Jackson responded that it “was a lengthy opinion because it required me to resolve cross-motions for summary judgment concerning ‘three legal contentions of extraordinary constitutional significance.’ ”
Tillis also asked about her decision being reversed, which it was on procedural matters. But at the time, it was still pending before the appeals court, before a settlement was reached for McGahn to testify.
Since her confirmation to that higher court, Jackson served in recent months on a three-judge panel that ruled Congress could see Trump White House documents related to the Jan. 6 Capitol insurrection. That decision was later affirmed by the Supreme Court.
The first major attack on Biden’s selection has come before he even made it: Some conservatives are crying foul that he promised to pick a Black woman, saying it amounts to reverse discrimination or affirmative action. They have done so despite multiple GOP presidents — Trump and Ronald Reagan — having themselves promised to pick women for the court.
GOP senators asked Jackson last year how her race might inform her work as a judge and about racial disparities in criminal justice.
“Since our Democratic colleagues seem to be putting so much emphasis on race, I just want to ask this question,” Cornyn said, adding, “what role does race play, Judge Jackson, in the kind of judge that you have been and the kind of judge that you will be?”
Jackson responded: “I don’t think that race plays a role in the kind of judge that I have been and that I would be, in the way that you asked that question.” She said her race “would be inappropriate to inject in my evaluation of a case.”
Jackson did say, though, she believed that her experiences, including her different professional background than most nominees and her service as a district judge, “would bring value.”
Sen. Mike Lee (R-Utah) asked her whether “most racial disparities in criminal convictions and sentencing result form an unconscious racial bias of judges, juries and other judicial decision-makers.” Jackson said she wasn’t a social scientist but that one has “to think about [unconscious bias] when we are making decisions.”

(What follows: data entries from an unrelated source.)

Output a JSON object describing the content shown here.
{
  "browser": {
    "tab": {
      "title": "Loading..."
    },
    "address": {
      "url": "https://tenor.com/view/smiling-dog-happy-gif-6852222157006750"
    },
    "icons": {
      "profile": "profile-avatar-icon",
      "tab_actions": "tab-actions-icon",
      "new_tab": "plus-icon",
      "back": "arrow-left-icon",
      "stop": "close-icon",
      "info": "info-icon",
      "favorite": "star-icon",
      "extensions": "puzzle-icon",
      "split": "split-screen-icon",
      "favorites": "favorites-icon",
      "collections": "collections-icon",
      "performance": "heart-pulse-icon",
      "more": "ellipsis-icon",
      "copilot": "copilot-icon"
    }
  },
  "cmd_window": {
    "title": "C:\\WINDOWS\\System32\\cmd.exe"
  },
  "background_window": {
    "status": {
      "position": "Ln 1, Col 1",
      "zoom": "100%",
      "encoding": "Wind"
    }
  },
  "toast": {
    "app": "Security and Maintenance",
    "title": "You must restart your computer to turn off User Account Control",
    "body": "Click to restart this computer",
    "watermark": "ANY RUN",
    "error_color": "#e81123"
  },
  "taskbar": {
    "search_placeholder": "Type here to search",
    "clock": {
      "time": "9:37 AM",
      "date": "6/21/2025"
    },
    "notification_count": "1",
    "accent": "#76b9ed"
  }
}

Support from a court-packing group
This last one came up in her confirmation hearing last year. It has to do with a group that has endorsed and ran ads for her — Demand Justice — and has pitched her as a future Supreme Court justice. The group has also supported adding justices to the Supreme Court in response to Republican gamesmanship in the confirmation process.
Tillis suggested its support for her might have resulted from her decision in the McGahn case.
Jackson responded: “I know very well what my obligations are, what my duties are — not to rule with partisan advantage in mind, not to tailor or craft my decisions in order to try to gain influence or do anything on the sort.”
Cornyn asked her whether she agreed with Demand Justice’s statement that the Supreme Court is “broken.”
Jackson offered the kind of response one would expect in such a hearing: “Senator, I’ve never said anything about the Supreme Court being broken. Again, I’m not going to comment on the structure, the size — the functioning, even — of the Supreme Court.”